So, this Amazon thing. It sounds bad. For those who might have missed it, Amazon decided to stop stocking Print on Demand books that do not use Amazon’s own service, Booksurge. I’m not sure who falls under a Print on Demand service. I have always viewed PODs as any publisher who has print books but does not have a print run. This can vary from printing to order (i.e., if the bookstore orders 1000 copies, the publisher prints 1,000 copies) or it can be a simple as a book that is printed, bound and shipped upon each individual sale.
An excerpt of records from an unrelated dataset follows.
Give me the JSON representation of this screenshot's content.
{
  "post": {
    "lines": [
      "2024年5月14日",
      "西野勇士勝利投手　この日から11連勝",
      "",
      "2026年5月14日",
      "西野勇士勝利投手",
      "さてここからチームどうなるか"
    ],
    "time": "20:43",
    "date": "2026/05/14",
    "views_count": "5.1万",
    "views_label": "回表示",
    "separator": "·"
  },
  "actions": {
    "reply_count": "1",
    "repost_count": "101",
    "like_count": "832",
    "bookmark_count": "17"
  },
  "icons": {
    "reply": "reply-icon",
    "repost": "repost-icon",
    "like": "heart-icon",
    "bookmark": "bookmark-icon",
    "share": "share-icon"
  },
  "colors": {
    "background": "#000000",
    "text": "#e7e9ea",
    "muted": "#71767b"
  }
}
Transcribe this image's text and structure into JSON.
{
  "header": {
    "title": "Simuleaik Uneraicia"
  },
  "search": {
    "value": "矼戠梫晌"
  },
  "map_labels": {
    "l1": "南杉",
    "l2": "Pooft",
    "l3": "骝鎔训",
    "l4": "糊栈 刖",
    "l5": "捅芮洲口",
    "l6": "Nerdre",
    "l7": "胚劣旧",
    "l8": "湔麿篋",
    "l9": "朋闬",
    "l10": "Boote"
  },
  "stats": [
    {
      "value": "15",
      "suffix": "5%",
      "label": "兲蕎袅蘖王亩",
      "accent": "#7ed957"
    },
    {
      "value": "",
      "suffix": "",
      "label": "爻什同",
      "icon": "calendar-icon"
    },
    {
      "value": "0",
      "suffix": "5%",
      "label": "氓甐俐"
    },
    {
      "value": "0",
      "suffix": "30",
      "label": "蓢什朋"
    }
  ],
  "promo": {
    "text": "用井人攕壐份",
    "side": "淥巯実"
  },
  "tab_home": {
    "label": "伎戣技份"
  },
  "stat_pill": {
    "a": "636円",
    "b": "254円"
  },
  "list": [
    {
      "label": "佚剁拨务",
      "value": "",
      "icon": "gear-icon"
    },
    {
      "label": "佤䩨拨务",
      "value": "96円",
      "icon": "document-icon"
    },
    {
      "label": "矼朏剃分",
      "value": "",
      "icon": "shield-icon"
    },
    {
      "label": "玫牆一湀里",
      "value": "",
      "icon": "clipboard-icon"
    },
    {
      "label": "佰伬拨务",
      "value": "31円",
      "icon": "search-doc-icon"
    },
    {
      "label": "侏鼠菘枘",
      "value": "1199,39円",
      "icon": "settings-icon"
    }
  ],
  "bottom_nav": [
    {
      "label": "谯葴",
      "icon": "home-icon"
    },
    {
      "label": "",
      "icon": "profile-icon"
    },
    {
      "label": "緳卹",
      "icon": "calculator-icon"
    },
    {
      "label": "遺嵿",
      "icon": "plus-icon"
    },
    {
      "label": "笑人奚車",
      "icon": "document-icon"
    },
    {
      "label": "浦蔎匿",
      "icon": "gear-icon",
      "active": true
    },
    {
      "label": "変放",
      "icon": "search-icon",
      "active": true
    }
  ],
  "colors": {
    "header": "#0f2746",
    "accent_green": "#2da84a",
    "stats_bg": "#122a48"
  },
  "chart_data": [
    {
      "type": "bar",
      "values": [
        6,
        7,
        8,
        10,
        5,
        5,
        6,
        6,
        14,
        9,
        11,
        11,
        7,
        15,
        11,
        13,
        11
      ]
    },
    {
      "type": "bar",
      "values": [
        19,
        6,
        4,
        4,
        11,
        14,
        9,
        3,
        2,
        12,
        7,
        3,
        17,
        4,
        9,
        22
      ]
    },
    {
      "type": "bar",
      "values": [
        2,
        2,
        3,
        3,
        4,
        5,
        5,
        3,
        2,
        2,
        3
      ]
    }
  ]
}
Small print publishers like Samhain and Whiskey Creek Press use POD services but in different ways. Samhain partners with Ingrams that prints stock to fill orders and keeps some inventory on hand. Ellora’s Cave used to do it this way but bought their own printing presses. Whiskey Creek Press and NCP use POD in yet another way but it appears that some of those booksellers retail agreements with Amazon are in jeopardy. Whiskey Creek Press and another epress, Pawprints, have seen the “buy” links on their book pages disappear. Samhain and Amber Quill Press books seem to be unaffected at this point.
For how long, though, only time will tell. The largest POD printer is Lightning Source (owned by Ingram). Lightning Source sells over 400,000 titles on Amazon according to LSI’s own site. Publish America has over 30,000 titles on Amazon.
This should be expected, as Kassia Krozser of Booksquare, states. Amazon is trying to create a publishing empire. Not just a retail publishing empire, but a publishing empire. For example, Amazon used to sell ebooks in differing formats including Adobe and MS Reader. I believe that it used Lightning Source as its fulfillment for those books. In 2005, about the time that Amazon bought Booksurge, it also bought Mobipocket. Some time in 2006, Amazon stopped servicing and selling its ebooks. It sent out a notice to all readers to download their ebooks or lose them forever. Fast forward to 2008 and we have the Kindle and its super proprietary software and the only way to read a Kindle book is on the Kindle itself. Want to read a book on the Kindle? You email it to yourself and it is stored on the Amazon servers. As Krozser writes:
Your content is being locked to their device. Your content is being locked to their service. They get to set the terms . . .
Currently, Amazon will turn your bytes and bits into a published book for $299.00 (this is the cheapest service). You are entitled to 35% royalty on all retail services sold on Amazon.com and then fulfilled by Booksurge.
In the meantime, Amazon makes it attractive for bloggers to use it services. For each book that someone buys through a Dear Author Amazon link, we get a 5-6% referral fee. This is the one way that we monetize our blog without being too intrusive (at least I think it isn’t intrusive). It’s also easier to use Amazon to link to books because so many developers have put together Amazon related tools for bloggers. When Sarah and I were debating how to make a list of the 64 books that were part of the DA BWAHA tournament, I was disheartened because of the time I thought it would take. Instead, Amazon had the software for Sarah to make a DA BWAHA store in just minutes. I made one for Dear Author over the weekend. We are participating in feeding Amazon business because a) we get a monetary benefit from it and b) it is easy to use. (As an aside, we haven’t submitted the DA blog to be a paid for service on Kindle.)
As a reader, Amazon’s move bothers me for the reasons I can’t articulate because I can’t foresee all the dangers. I can see a decline in small press publishing. Small press publishing is really important. Honestly it is small press publishing that drove the erotic romance market into mainstream publishing. How long would it have taken for that sub genre to grow if small print publishers hadn’t taken those chances and shown it could be profitable? What is the next sub genre that the small presses will make popular?
The move to require everyone that uses some kind of POD service to pay Amazon will have some deeper portent in the future. Amazon is thinking ahead, are you?